My travels have taken me to various corners of the globe, and everywhere I go, I find traces of the French language. Canada’s unique brand of French has made its mark internationally, fostering connections and opening doors.
Canadian French vs. European French
During a sojourn in Paris, I engaged in a lively discussion with locals about the nuances between Canadian French and European French. While the core of the language remains consistent, Canadian French has its distinct vocabulary, accent, and idiomatic expressions, shaped by centuries of history and influence from indigenous languages.
- Vocabulary differences: For instance, while the French in France might use “ordinateur” for computer, in Quebec, it’s “ordinateur.”
- Accent variations: The Quebecois accent, with its lilting tones, stands out distinctly from the Parisian cadence.
Canada’s Role in La Francophonie
Canada plays a significant role in the International Organisation of La Francophonie, a global network promoting the French language and shared values among its 88 member states. As I attended a summit in Africa, I witnessed firsthand Canada’s influence, advocating for linguistic diversity and fostering collaborations across French-speaking nations.

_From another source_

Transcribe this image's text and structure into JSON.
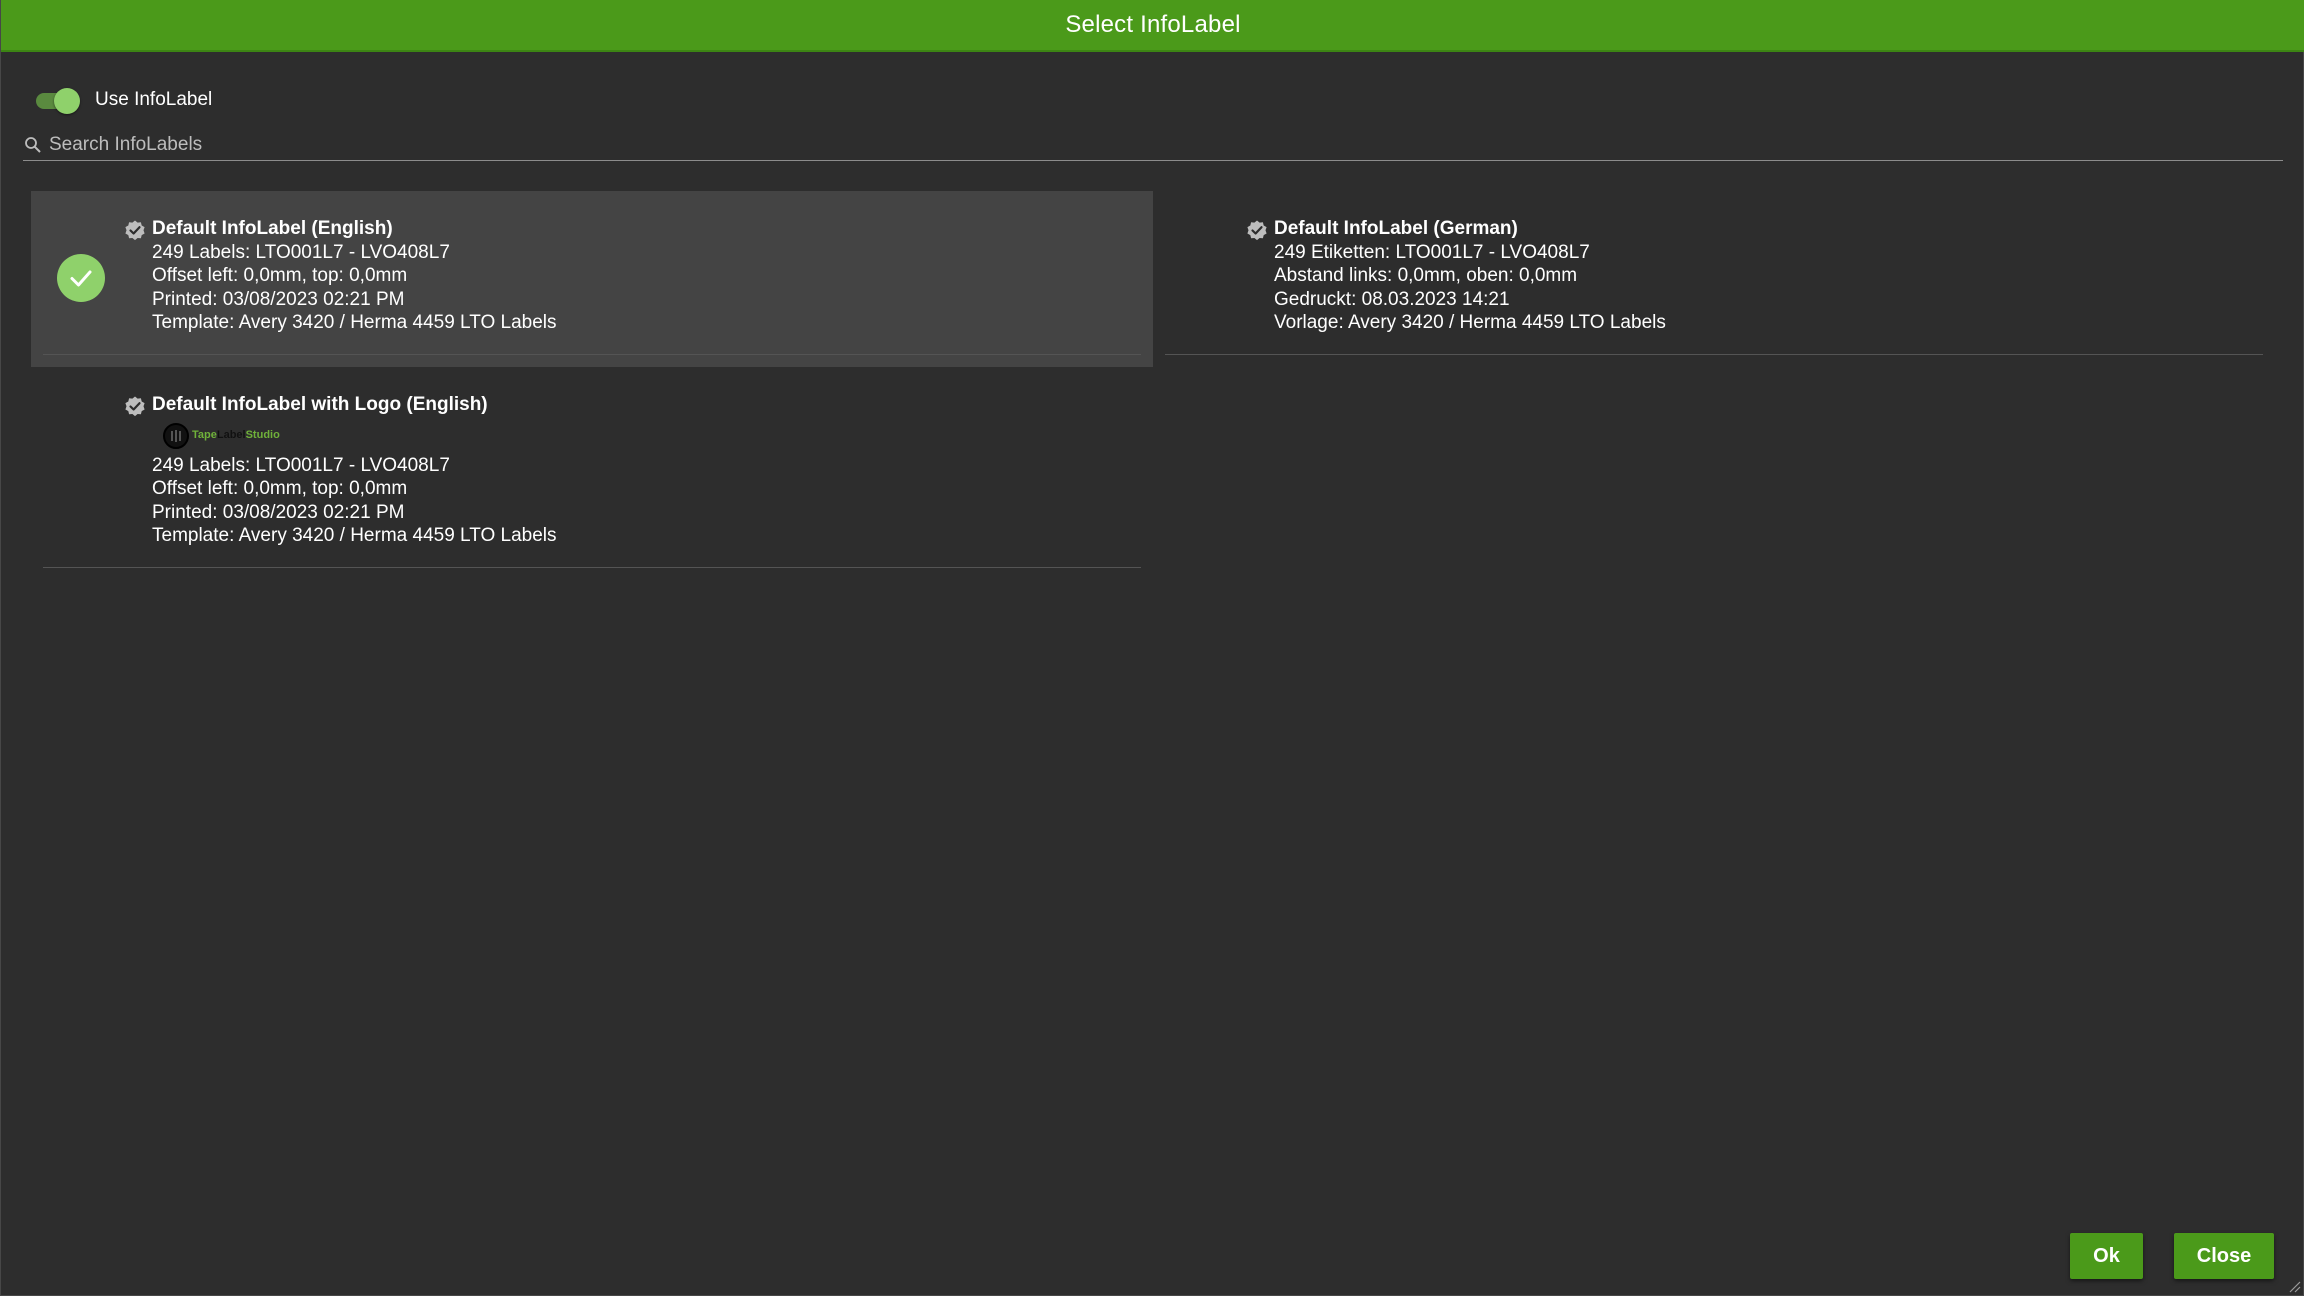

Is Toronto French or English?
Toronto is primarily an English-speaking city, located in the province of Ontario. While French is taught in schools and there are French-speaking communities, English is the predominant language used in daily life and official matters.
Why do Canadians say “eh”?
The use of “eh” is a distinctive feature of Canadian English. It’s often used as a tag question to invite agreement or confirmation, similar to “right?” or “isn’t it?”. Its origins are debated, but it has become a recognized and iconic part of Canadian speech.
Can French people understand Canadians?
Yes, French people can generally understand Canadian French, especially the standard variety. However, there are regional accents and vocabulary differences in Canadian French, particularly in Quebec, which might pose occasional challenges. But overall, the two are mutually intelligible.
How much of Canada is French?
Approximately 22% of the Canadian population speaks French as their first language. The majority of these French speakers reside in the province of Quebec, where French is the official language.
Was Canada a French Colony?
Yes, before becoming a British possession, parts of Canada were a French colony known as “New France.” Established in the early 16th century, New France lasted until 1763 when it was ceded to Britain following the Treaty of Paris.
Is French required in Canada?
French, along with English, is one of the two official languages of Canada at the federal level. This means that federal government services, legislation, and proceedings are available in both languages. However, whether French is required in other contexts, like education or provincial services, varies by province.
Canada’s linguistic journey is a tapestry of history, culture, and identity. The coexistence of English and French, along with the unique Canadian quirks like “eh”, showcases the nation’s rich heritage and inclusive spirit. Whether you’re a traveler, a language enthusiast, or someone curious about Canada, understanding its bilingual heart is key to appreciating its essence.